By Gov. Pete Ricketts
Late last week, I returned from my inaugural trade mission to Asia where I visited Japan and China, Nebraska’s two largest trade partners in Asia. During our travels, the trade delegation met with business executives, potential investors, and public-sector leaders about how we continue to build on our existing relationships with these two countries. Growing overseas trade relationships is one of the best ways we can continue to grow our state. With over 95 percent of the global population living outside the United States, it is important to take our message about Nebraska to potential trade partners, investors, and consumers around the world.
In Tokyo, I joined several governors in addressing the annual conference of the U.S. Midwest-Japan Association, an organization dedicated to building business relationships between the Midwestern American states and Japanese prefectures. The conference was a great opportunity to highlight Nebraska’s pro-business climate, hardworking people, and other values Nebraska and Japan share that make our state such an attractive investment for many Japanese companies.
While in Japan, members of the trade delegation also met with a wide variety of existing and potential investors. I visited with some of the 30 Japanese companies that invest in Nebraska including Meikyo Denki, Daitron, Marubeni, Kawasaki, Kewpie, and Itochu. These companies have helped make Japan our state’s largest direct foreign investor. These kinds of investments are not only important to Nebraska, but also to Japan’s relationship with the U.S. During his visit to America, Japan’s prime minister highlighted Kawasaki’s plant located in Lincoln to President Obama as an example of the good relationship our countries continue to enjoy.
My visit to Tokyo comes on the heels of Lt. Governor Foley’s trip with a delegation of Nebraska ag leaders to Japan. Japan imports about 20 percent of Nebraska’s beef and 50 percent of our pork.
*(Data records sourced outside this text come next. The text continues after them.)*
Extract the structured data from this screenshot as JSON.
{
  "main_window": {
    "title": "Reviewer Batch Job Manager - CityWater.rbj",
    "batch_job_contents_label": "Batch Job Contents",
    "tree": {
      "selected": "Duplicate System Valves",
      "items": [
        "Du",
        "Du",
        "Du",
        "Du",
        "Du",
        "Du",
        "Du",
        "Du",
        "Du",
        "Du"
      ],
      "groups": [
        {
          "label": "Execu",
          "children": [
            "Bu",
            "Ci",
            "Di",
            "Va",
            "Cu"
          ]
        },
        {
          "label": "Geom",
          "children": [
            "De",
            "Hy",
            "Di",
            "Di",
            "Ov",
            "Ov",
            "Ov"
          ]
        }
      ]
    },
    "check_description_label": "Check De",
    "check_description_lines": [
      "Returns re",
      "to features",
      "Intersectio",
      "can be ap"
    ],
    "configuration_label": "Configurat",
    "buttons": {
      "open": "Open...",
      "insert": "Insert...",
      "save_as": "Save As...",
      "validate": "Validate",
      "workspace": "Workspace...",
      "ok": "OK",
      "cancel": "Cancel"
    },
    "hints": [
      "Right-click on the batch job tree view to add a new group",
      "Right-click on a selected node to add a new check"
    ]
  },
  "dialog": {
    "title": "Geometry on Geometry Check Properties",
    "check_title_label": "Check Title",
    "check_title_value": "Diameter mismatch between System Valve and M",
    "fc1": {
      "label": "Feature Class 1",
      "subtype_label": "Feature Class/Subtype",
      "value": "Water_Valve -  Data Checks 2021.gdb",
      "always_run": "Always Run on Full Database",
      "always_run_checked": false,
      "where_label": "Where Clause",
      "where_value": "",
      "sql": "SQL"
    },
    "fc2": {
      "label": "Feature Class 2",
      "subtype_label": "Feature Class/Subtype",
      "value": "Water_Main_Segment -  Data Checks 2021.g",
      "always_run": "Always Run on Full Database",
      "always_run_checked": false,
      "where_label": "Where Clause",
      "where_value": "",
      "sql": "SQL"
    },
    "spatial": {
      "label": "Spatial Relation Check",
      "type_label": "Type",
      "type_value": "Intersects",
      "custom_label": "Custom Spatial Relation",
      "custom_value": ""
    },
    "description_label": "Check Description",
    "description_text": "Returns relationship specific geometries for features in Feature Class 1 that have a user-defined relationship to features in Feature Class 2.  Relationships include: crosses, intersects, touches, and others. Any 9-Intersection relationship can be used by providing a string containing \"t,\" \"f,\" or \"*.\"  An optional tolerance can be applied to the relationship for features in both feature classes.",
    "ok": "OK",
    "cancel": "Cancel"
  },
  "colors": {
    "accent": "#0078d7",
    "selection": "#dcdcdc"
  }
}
During my meetings, one of the companies we visited with expressed interest in purchasing even more Nebraska beef.
On the second leg of the trade mission in Beijing, I met with top officials from the ministries of Commerce, Agriculture, and Foreign Affairs as well as the Chinese People’s Association for Friendship with Foreign Countries. In these introductory meetings, I laid out our priorities for moving our relationship forward with China. One of the biggest hurdles to expanding trade with China is their continued ban on importing beef. The beef industry is our state’s single largest industry, and China is our state’s fastest-growing trade partner. Opening the Chinese market to Nebraska’s high quality, safe beef products would be mutually beneficial to both parties.
During these meetings, the trade mission delegation shared details about a project that Nebraska companies are working on in Shaanxi Province, in northwestern China, and the Yangling Agricultural Hi-Tech Industries Demonstration Zone. This effort will establish a marketing platform and training center for agricultural machinery manufacturers. The delegation also highlighted the University of Nebraska Medical Center’s ongoing cooperation with Chinese universities through their medical student exchange programs.
After two successful trade missions this year, my administration remains committed to leading two missions each year. As I visit with private and public sector leaders around the globe, those who are familiar with Nebraska tell me that they see Nebraska as a great place to invest. Others who are just getting to know our state are eager to learn more. If you have ideas of your own on how we can continue to promote Nebraska around the world, I would like to hear from you. Please take some time to contact my office at email@example.com or 402-471-2244.